Content starts

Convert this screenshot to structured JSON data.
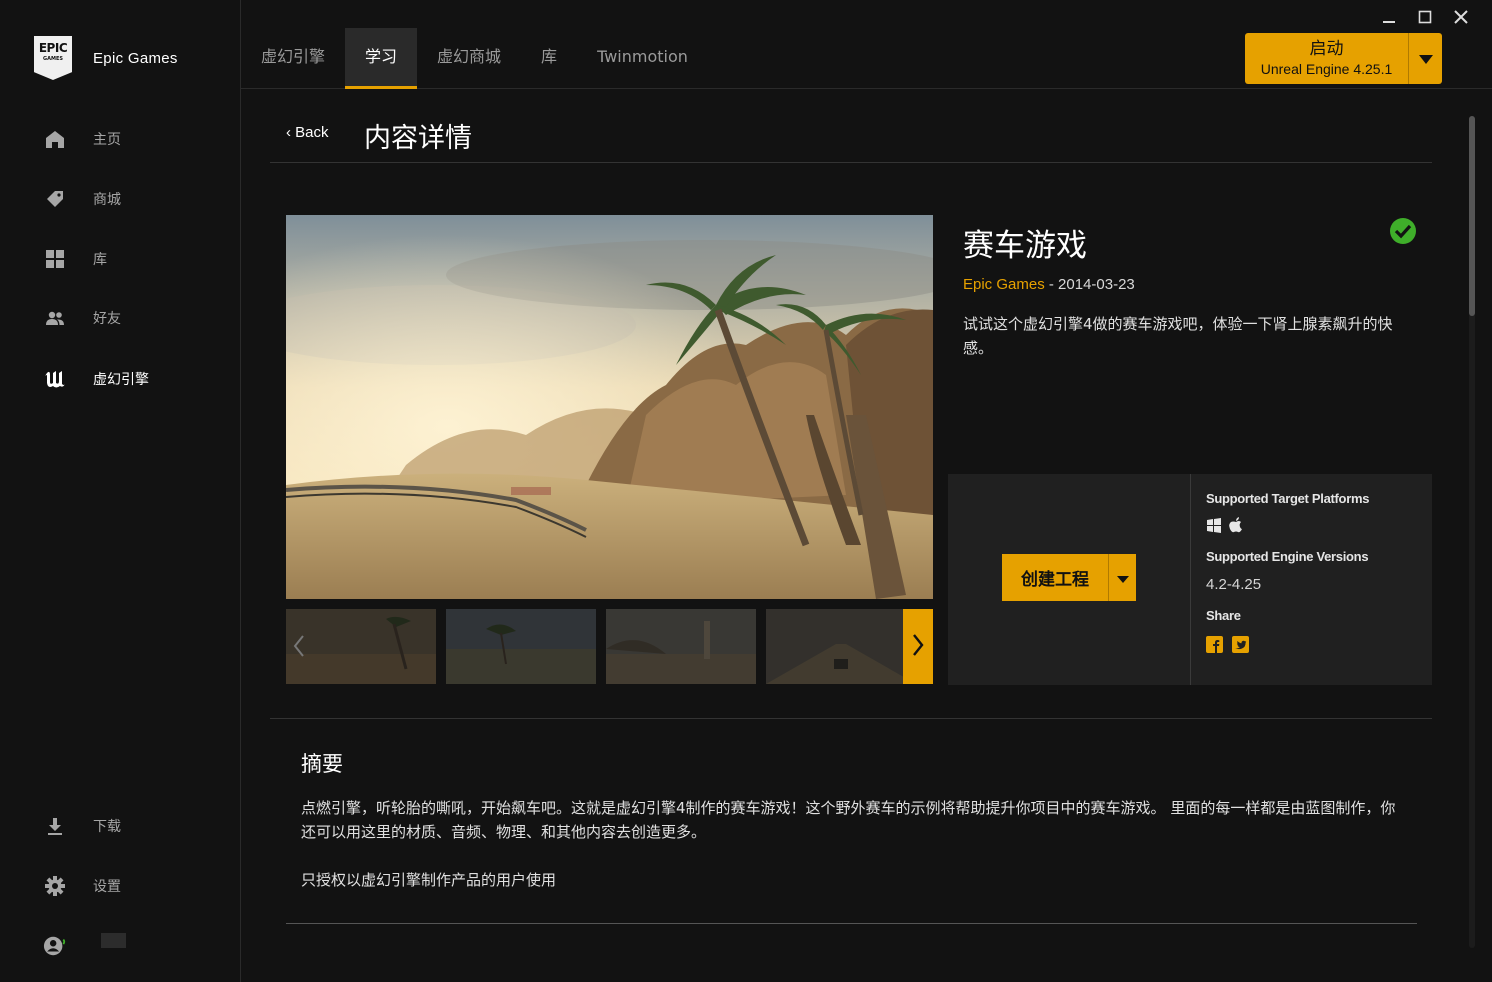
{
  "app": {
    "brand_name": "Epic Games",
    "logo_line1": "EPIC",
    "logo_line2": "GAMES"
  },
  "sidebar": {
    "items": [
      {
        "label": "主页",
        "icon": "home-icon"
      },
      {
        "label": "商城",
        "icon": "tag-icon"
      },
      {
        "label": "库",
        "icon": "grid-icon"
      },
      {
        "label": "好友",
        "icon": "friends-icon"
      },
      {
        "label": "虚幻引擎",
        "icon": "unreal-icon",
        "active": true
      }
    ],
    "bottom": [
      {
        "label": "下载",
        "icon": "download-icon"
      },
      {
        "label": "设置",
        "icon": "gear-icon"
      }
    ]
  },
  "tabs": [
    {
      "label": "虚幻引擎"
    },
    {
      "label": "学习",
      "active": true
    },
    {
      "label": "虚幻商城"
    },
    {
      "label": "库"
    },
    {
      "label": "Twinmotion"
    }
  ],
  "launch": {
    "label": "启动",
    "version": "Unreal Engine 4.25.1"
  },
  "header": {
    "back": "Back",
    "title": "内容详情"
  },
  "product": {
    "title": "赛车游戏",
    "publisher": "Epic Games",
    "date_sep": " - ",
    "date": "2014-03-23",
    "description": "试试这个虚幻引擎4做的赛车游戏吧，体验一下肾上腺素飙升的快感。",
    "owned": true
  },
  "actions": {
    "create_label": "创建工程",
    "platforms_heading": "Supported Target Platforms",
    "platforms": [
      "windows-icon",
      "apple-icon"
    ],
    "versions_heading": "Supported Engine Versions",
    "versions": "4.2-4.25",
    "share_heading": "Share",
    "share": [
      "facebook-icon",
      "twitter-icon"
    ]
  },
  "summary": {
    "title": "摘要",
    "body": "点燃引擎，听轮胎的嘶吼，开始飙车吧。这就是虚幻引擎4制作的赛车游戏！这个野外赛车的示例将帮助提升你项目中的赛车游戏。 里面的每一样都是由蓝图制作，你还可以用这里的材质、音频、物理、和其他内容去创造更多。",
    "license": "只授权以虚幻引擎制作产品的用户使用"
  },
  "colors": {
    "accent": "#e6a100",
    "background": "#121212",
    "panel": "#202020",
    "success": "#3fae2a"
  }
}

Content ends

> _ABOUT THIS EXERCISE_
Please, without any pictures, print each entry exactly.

> _SOLUTION_
Convert this screenshot to structured JSON data.
{
  "app": {
    "brand_name": "Epic Games",
    "logo_line1": "EPIC",
    "logo_line2": "GAMES"
  },
  "sidebar": {
    "items": [
      {
        "label": "主页",
        "icon": "home-icon"
      },
      {
        "label": "商城",
        "icon": "tag-icon"
      },
      {
        "label": "库",
        "icon": "grid-icon"
      },
      {
        "label": "好友",
        "icon": "friends-icon"
      },
      {
        "label": "虚幻引擎",
        "icon": "unreal-icon",
        "active": true
      }
    ],
    "bottom": [
      {
        "label": "下载",
        "icon": "download-icon"
      },
      {
        "label": "设置",
        "icon": "gear-icon"
      }
    ]
  },
  "tabs": [
    {
      "label": "虚幻引擎"
    },
    {
      "label": "学习",
      "active": true
    },
    {
      "label": "虚幻商城"
    },
    {
      "label": "库"
    },
    {
      "label": "Twinmotion"
    }
  ],
  "launch": {
    "label": "启动",
    "version": "Unreal Engine 4.25.1"
  },
  "header": {
    "back": "Back",
    "title": "内容详情"
  },
  "product": {
    "title": "赛车游戏",
    "publisher": "Epic Games",
    "date_sep": " - ",
    "date": "2014-03-23",
    "description": "试试这个虚幻引擎4做的赛车游戏吧，体验一下肾上腺素飙升的快感。",
    "owned": true
  },
  "actions": {
    "create_label": "创建工程",
    "platforms_heading": "Supported Target Platforms",
    "platforms": [
      "windows-icon",
      "apple-icon"
    ],
    "versions_heading": "Supported Engine Versions",
    "versions": "4.2-4.25",
    "share_heading": "Share",
    "share": [
      "facebook-icon",
      "twitter-icon"
    ]
  },
  "summary": {
    "title": "摘要",
    "body": "点燃引擎，听轮胎的嘶吼，开始飙车吧。这就是虚幻引擎4制作的赛车游戏！这个野外赛车的示例将帮助提升你项目中的赛车游戏。 里面的每一样都是由蓝图制作，你还可以用这里的材质、音频、物理、和其他内容去创造更多。",
    "license": "只授权以虚幻引擎制作产品的用户使用"
  },
  "colors": {
    "accent": "#e6a100",
    "background": "#121212",
    "panel": "#202020",
    "success": "#3fae2a"
  }
}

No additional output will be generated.